“Sustainable, broad-based development and true economic prosperity do not happen overnight; indeed, we are fortunate if it happens in a generation. It requires sustained commitment and concentrated focus and lots of patience,” she added.
“Under President Ellen Johnson-Sirleaf’s leadership, Liberia has made progress. But, we all know that there is much more to be done to deliver the promise and benefits of peace and prosperity to all Liberians. Let us all renew our commitment to work together to achieve the promise,” the Ambassador stated further.
I take interest in this aspect of her remarks, considering the way and manner in which some of us handle national issues. As the Ambassador noted, some of us unleash unfounded invectives,’ failing to realize that “the wheels of progress cannot turn forward if they are constantly blocked by the stones of pettiness and personal attack whose sole purpose is to prevent things from happening or to preserve political or personal advantage.
Furthermore, we should be aware that after years of devastating conflict, progress would not come overnight. We are all aware that it is easy to destroy than to build, as rebuilding what has been destroyed cannot happen overnight. Although expectations are high, it is worth to note that rebuilding takes time. In her words she said,” Sustainable, broad-based development and true economic prosperity do not happen overnight; indeed, we are fortunate if it happens in a generation. It requires sustained commitment and concentrated focus and lots of patience.”
For example, few days ago, a group of citizens in Nimba County staged a violent protest on the facility of ArcelorMittal, which resulted in the destruction of properties belonging to the company. In this situation, it took the people just few minutes or hours to destroy those valuable properties being used by the company for its operation. To rebuild or re-purchase those items destroyed, would not take the same minutes or hours that were taken to cause such massive destruction that would obviously affect the operation of the company.
Actually, given our idiosyncrasies as human beings and also our inclinations, there would always be disagreement on national issues. But as it is always said, ‘We agree to disagree, without resort to any act to tear each other down or create obstacles to national development. As the ambassador noted, this discourse on national issues must be done with “civility and respect.”
Acknowledging that expectations are high for progress, we must equally say, as the ambassador recognizes that we have made some progress after years of conflict. Yes, it is true. As the ambassador stated,” But, we all know that there is much more to be done to deliver the promise and benefits of peace and prosperity to all Liberians. Let us all renew our commitment to work together to achieve the promise.

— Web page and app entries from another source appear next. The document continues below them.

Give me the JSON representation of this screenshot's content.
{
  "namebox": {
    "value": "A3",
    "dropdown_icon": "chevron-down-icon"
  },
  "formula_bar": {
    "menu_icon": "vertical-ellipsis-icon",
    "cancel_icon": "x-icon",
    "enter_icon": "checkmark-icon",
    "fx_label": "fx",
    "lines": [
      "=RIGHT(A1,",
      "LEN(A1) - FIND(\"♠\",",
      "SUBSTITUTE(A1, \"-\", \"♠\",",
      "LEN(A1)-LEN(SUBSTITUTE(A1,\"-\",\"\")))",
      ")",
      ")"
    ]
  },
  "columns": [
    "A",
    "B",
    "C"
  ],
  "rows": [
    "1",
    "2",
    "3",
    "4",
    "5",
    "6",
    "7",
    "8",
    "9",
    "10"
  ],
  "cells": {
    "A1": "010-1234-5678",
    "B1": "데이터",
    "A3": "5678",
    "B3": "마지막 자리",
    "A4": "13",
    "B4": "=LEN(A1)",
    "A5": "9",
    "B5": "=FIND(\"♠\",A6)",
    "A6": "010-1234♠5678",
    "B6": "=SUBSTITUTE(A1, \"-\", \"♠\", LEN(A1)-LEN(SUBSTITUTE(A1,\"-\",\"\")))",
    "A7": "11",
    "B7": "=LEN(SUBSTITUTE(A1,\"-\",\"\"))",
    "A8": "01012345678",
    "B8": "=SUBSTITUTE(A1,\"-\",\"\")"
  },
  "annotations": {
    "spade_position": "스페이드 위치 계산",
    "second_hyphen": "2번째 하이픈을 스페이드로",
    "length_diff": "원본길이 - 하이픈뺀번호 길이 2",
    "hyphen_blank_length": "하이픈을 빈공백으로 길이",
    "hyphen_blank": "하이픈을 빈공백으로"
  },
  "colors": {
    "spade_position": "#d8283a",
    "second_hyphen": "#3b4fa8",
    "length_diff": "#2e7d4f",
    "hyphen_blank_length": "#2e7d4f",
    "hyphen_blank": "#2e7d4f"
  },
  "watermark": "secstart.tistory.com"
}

To conclude, let me say that the message of the Ambassador on that day is that while it is an indisputable fact that ‘there is much more to be done to deliver the benefits of peace and prosperity to all Liberians, this call for collective and civility and respect in our action in this national dialogue, she wants to keep the nation stable and peaceful to achieve greater development.
Equally, the message of the Ambassador must send a signal to the national authorities to buckle up to make sure that the promise made is achieved. The government must take those necessary actions, such as avoid waste, as the President noted recently and improve on its information dissemination to the people to avoid unnecessary actions detrimental to growth and development. Those who find themselves in other branches should realize the “UNITARY” nature of the government and avoid working at variance.
Until this government realizes that there is a need to cut its coat to its measurement and work or manage public expectations by reviewing its priorities, I REST MY CASE.